PROBLEM TO SOLVE: Please state how many lines in the records that follow include "title", with no other output.

DATA TO PROCESS section start

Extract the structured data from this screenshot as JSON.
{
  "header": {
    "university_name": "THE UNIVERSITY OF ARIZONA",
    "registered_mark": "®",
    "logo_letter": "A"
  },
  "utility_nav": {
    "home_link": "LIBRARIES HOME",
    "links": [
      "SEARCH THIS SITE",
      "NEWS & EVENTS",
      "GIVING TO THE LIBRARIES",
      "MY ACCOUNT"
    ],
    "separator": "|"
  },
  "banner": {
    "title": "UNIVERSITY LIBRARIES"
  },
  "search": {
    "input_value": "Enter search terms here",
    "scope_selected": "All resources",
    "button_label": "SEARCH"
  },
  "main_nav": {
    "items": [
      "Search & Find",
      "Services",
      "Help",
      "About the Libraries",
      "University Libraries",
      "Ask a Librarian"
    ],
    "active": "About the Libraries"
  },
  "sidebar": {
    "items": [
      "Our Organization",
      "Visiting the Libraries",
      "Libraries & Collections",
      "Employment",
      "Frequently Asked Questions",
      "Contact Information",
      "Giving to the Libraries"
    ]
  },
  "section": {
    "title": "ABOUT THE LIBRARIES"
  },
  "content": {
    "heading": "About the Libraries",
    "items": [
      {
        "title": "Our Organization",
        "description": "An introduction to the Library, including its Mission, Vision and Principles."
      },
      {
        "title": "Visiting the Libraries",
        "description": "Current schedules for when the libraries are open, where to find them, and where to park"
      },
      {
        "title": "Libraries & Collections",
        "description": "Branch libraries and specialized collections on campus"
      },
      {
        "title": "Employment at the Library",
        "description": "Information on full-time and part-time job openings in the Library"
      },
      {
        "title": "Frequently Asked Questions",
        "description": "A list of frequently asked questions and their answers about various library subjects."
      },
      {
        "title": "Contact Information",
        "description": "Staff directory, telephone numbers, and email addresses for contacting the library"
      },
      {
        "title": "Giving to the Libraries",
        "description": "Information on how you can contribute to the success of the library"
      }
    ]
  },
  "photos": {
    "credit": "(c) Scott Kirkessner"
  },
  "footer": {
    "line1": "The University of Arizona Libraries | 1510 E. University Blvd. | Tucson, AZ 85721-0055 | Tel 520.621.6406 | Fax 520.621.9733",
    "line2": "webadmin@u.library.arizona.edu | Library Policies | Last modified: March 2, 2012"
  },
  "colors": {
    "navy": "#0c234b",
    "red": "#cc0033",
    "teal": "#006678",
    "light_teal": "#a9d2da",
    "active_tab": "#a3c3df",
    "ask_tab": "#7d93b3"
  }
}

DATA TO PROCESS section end

RESPONSE TO THE TASK: 9